- Aiming radiation at a precise part of your body
- Using medicines to help protect certain parts of your body
Side Effects during Treatment
Radiation therapy does not hurt while being given, however, side effects may cause pain or discomfort. Each person and treatment is different, so it is not always possible to tell how you will feel. Some patients feel well enough to keep their normal schedules at home or at work. Others feel more tired. Patients may have side effects that do not get better or are severe. Most side effects from Radiation Therapy will be better 4-6 weeks after your last treatment.
Your physician will review with you in detail the side effects you may experience during your radiation therapy. Available handouts serve as a general guide to describe side effects and provide you with instructions on how to best manage them.
Once you have finished radiation therapy, you will need follow-up care and check-ups for the rest of your life. During these checkups, your physician will see how well the radiation therapy worked, check for other signs of cancer, look for late side effects, and talk with you about your treatment and ongoing care. Your physician will examine you and review how you have been feeling, order lab and imaging tests, discuss any additional treatment and answer any questions.
Your Radiation Therapy Team
Many healthcare providers work together to provide you with radiation treatment and care that is just right for you. Your radiation therapy team will include radiation oncologists, nurse practitioners, radiation nurses, radiation therapists and other healthcare workers.
You are also a very important part of the radiation therapy team. You can help to receive the best possible treatment by arriving on time for sessions, discussing your concerns and letting your physician know if you are in pain or experiencing side effects. We also encourage you to take care of your body by eating proper foods, drinking plenty of fluids and getting plenty of rest.

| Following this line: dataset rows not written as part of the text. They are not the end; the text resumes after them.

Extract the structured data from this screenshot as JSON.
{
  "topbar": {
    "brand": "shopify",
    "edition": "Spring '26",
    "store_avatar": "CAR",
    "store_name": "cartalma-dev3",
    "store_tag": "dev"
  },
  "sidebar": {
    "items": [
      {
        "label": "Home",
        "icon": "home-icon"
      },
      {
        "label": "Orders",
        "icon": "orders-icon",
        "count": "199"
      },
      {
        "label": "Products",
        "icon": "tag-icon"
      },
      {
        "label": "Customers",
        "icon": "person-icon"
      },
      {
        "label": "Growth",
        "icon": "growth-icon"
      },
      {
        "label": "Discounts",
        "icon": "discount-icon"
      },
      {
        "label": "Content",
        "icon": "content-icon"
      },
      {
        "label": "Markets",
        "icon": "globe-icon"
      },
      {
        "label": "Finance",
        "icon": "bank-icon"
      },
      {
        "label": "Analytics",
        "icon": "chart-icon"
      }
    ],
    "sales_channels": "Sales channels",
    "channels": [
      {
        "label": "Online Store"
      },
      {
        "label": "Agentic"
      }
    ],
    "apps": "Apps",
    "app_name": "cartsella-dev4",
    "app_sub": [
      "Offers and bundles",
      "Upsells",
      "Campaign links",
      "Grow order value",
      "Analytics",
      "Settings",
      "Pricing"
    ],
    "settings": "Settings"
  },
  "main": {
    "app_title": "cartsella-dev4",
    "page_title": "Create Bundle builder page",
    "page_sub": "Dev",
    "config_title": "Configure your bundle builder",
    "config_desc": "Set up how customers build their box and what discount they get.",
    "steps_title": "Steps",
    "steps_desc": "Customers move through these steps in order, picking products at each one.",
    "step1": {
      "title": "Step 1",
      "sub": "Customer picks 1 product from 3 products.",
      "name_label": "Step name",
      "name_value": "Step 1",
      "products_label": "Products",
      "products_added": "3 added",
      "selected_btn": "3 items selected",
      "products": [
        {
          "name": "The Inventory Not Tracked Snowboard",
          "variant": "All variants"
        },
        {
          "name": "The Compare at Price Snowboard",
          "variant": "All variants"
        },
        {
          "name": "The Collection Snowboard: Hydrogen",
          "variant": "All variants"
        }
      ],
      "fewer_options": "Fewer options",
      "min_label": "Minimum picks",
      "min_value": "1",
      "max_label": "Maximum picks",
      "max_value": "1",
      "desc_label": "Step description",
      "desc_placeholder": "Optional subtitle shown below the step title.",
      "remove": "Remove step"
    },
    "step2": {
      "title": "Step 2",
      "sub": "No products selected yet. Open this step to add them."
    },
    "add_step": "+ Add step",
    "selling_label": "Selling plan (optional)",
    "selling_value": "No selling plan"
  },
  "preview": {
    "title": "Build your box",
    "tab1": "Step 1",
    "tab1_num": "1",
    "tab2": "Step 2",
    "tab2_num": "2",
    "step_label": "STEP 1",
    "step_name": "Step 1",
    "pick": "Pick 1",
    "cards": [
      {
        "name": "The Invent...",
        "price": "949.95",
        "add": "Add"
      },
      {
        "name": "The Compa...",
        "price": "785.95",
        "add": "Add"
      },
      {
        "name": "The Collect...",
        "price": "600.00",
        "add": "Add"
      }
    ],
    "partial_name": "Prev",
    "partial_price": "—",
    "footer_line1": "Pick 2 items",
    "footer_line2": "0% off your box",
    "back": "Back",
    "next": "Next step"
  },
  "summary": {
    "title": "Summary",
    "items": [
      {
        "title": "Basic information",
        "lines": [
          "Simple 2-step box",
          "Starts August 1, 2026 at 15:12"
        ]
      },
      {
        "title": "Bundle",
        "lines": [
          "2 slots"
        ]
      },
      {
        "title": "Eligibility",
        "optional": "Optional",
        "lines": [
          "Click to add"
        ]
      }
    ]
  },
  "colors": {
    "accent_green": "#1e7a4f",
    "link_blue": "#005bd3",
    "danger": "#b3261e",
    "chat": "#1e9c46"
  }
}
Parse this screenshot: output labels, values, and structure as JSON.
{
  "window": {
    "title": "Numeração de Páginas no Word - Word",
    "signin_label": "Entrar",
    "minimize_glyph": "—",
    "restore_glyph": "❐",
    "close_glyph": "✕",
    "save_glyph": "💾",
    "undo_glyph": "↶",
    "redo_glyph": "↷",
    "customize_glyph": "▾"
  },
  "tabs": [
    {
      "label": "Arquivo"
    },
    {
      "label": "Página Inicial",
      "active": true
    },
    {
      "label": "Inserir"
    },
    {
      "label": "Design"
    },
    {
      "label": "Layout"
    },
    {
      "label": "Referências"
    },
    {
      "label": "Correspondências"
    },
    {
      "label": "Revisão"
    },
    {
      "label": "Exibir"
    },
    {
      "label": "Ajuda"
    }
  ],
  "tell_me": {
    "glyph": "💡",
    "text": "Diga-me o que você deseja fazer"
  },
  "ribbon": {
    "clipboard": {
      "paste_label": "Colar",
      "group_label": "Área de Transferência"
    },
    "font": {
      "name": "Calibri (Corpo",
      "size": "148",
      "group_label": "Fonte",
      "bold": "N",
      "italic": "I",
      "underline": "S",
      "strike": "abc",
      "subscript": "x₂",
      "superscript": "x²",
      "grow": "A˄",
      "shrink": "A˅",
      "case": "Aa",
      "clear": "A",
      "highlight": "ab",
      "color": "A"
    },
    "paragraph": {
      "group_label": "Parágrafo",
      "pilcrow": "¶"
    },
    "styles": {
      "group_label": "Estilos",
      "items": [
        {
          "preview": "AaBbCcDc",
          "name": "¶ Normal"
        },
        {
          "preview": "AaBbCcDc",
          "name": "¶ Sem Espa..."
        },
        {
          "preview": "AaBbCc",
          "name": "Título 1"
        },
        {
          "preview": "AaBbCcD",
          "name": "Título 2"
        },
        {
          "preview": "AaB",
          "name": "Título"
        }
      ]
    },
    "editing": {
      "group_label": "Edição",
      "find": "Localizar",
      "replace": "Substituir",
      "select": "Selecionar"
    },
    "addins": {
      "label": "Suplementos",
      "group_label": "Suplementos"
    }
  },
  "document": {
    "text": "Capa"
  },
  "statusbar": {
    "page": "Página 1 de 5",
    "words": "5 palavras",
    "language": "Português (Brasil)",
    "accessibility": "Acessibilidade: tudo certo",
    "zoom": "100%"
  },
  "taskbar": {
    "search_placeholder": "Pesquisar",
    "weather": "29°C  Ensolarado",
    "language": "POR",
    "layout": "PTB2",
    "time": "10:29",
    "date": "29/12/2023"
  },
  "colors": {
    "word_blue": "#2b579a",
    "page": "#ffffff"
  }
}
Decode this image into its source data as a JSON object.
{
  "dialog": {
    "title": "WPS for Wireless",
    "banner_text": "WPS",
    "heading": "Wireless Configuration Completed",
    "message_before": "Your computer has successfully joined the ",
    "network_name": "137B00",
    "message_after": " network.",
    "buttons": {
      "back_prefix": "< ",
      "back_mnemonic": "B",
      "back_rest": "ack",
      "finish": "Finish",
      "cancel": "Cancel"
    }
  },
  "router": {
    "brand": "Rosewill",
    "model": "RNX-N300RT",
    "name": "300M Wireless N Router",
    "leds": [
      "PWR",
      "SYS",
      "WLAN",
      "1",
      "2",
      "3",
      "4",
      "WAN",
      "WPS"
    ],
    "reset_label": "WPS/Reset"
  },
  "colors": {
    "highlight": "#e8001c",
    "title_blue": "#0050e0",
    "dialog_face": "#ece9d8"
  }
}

Please call 641-782-3693 with any questions.
The above radiation therapy text was adapted from National Cancer Institute materials.
Visit https://www.cancer.gov for more information.
Treatment Options - Surgery
At Greater Regional Cancer Center, our surgeons are skilled in providing the most appropriate surgical techniques and interventions for our patients from the pre-operative assessment to the post-operative recovery phase, and locally - without the inconvenience of traveling to a larger city.
We believe it is of utmost importance that you are comfortable during your experience in our department and will do everything possible to help lessen any anxiety you may have about your procedure. We listen to your needs, and keep you and your family well-informed and educated about your treatment.
For some types of cancer, surgery is the most common way to remove a tumor, which is a lump or mass that can be seen or felt by physicians or visualized on X-rays. When cancer cells are localized to one small area and there is little risk of the cancer spreading to other parts of the body, surgery may be used as the only form of treatment. In other situations, surgery may be used as a means to obtain tissue to establish the diagnosis of cancer or used in combination with one of the other forms of cancer treatment (i.e., chemotherapy or radiation therapy).
Common surgical procedures performed at Greater Regional Surgery Center include:
- Endoscopies (EGD & colonoscopies) and colon resections for GI-related cancers
- Port placements for chemotherapy treatments
- Mastectomy, quadrantectomy, lumpectomy; sentinel node breast biopsies and needle localized breast biopsies for breast cancers (Stereotactic breast biopsies are done in Greater Regional Medical Center radiology department)
- Hysterectomies and other gynecological procedures for cancers affecting the female reproductive system
- Bladder tumor excisions for urological cancers and lesion removals for skin cancers.
Our highly skilled patient-focused team includes two general surgeons, specialty surgeons, three Certified Registered Nurse Anesthetists and surgical nursing staff with years of knowledge and experience.
Our Greater Regional Surgery Center prides itself on how it cares for each patient and we are dedicated to providing compassionate patient care exceeding the expectations of our patients and families.
Please call 641-782-3532 with any questions.